Newberry Library Undergraduate Seminar: Texts and Technologies

Jan van der Straet, The Invention of Printing, plate 4 in Nova reperta.
Jan van der Straet, The Invention of Printing, plate 4 in Nova reperta. Ioan. Stradanus inuent. Phls Galle excud.
Tuesday, January 10, 2012 to Thursday, April 26, 2012

Tuesdays and Thursdays, 2 – 5 pm

Texts and Technologies: From Manuscripts to Early Printed Books and Beyond

Instructors

David Halsted, University of Illinois at Chicago
Edward Wheatley, Loyola University

About the Seminar

How does the experience of reading a medieval manuscript differ from reading an early printed book–or a Kindle? Manuscripts and books are artifacts we can situate in historical times and places. Early texts have carried information from their creators and readers through the centuries. A medieval manuscript can tell us how scribes corrected gaps or errors in their texts; early books can tell us how their printers combined tradition and innovation in book design and business practices. It is a rare experience and a privilege to work directly and hands-on with these cultural treasures and landmarks, and that is what participants in the 2012 Newberry Library Undergraduate Seminar will do.

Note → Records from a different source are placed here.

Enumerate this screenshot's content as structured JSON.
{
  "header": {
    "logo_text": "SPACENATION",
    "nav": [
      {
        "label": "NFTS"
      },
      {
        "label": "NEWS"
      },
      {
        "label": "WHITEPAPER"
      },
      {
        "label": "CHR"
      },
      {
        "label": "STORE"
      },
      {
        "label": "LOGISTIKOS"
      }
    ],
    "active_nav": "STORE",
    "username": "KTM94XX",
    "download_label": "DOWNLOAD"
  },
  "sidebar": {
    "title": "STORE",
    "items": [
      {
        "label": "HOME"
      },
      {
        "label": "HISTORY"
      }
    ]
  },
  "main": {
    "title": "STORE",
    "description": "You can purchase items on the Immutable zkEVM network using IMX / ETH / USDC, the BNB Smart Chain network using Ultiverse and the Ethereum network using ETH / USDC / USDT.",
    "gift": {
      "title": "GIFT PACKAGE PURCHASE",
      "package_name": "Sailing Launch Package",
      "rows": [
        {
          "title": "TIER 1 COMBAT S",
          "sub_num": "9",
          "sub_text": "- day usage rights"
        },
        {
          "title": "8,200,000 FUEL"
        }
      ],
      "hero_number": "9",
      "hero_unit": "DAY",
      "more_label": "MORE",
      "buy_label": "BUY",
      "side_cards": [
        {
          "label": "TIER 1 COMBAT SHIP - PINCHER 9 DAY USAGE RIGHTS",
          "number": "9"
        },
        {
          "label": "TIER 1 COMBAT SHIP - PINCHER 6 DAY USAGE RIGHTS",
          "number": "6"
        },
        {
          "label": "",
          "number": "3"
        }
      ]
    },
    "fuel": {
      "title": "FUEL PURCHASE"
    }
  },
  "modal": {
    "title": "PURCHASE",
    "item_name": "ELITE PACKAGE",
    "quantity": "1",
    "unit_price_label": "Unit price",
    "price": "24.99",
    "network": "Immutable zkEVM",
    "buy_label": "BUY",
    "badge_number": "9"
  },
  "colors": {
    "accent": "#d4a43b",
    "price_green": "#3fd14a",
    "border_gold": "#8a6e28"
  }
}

The seminar is based on the study of texts and technologies for reproducing and disseminating them, from earliest surviving examples to 1800. We will study materials from the library’s rich collections, ranging from workaday student copies of medieval school texts to illuminated manuscripts once owned by royalty, from rare printed works by the earliest European printers to such treasures as the First Folio of Shakespeare’s plays, and from unique ephemera to texts as widely distributed as the Bible. Students will examine the creation, production, distribution, and reception of texts while considering both continuities and changes in the shifts from orality to literacy and from scribal to print culture. The seminar will also explore the implications of the digital revolution for the study and presentation of early textual material. Examining historical methods of textual organization and production from the perspective of contemporary digital practice will allow students to consider the design decisions of scribes, printers and publishers in a new light: they faced and resolved issues of information organization and retrieval just as authors and publishers of online content do now.

The course will begin with such subjects as texts before the book, the making of a manuscript, basic paleography, manuscript illumination, binding techniques, monastic books, and the secularization of book production in guild culture. The classes devoted to early printing will examine Gutenberg and his circle, early centers of printing in Europe, paper production and distribution, the nascent book trade, early practices of textual editing, the importance of printing during the Reformation, and the rise of literacy. The final weeks of the course, focusing on the seventeenth and eighteenth centuries, will allow exploration of censorship, copyright enforcement, innovations in both the printing industry and the book trade, and the development of national identity and popular culture through print.

Throughout the course students will benefit from being a part of the intellectual community of the Newberry, which includes curators of manuscripts and early printed books, conservators of early materials, and scholars with years of expertise in the library’s holdings. Applicants are encouraged to explore the Newberry’s online catalog to see how their areas of academic interest are represented.

Students may find this reference sheet helpful in their studies at the Newberry.

About the Instructors

David Halsted is Director of Online and Blended Learning in the College of Liberal Arts and Sciences at the University of Illinois at Chicago, where he also teaches early modern history. He has worked as a university instructor and administrator and as a software architect and entrepreneur.He is the author of Poetry and Politics in the Silesian Baroque and has published articles in Daphnis, Humanistica Lovaniensia and Neophilologus. As a programmer he has worked with data-driven Web applications, service-oriented architectures and business models, cloud computing and adaptive online teaching and learning systems. His chief interest is in the relationship between information, systems of information storage, transmission and manipulation, and broader cultural change.

Edward Wheatley is professor of English at Loyola University. His research interests include the history of book and manuscript production as well as disability studies in the Middle Ages, and he has published articles on topics ranging from Shakespearean drama to the films of Spike Lee. He is the author of Mastering Aesop: Medieval Education, Chaucer, and His Followers (2000), and Stumbling Blocks Before the Blind: Medieval Constructions of a Disability (2010). He has also served on the editorial board of The Journal of the Early Book Society.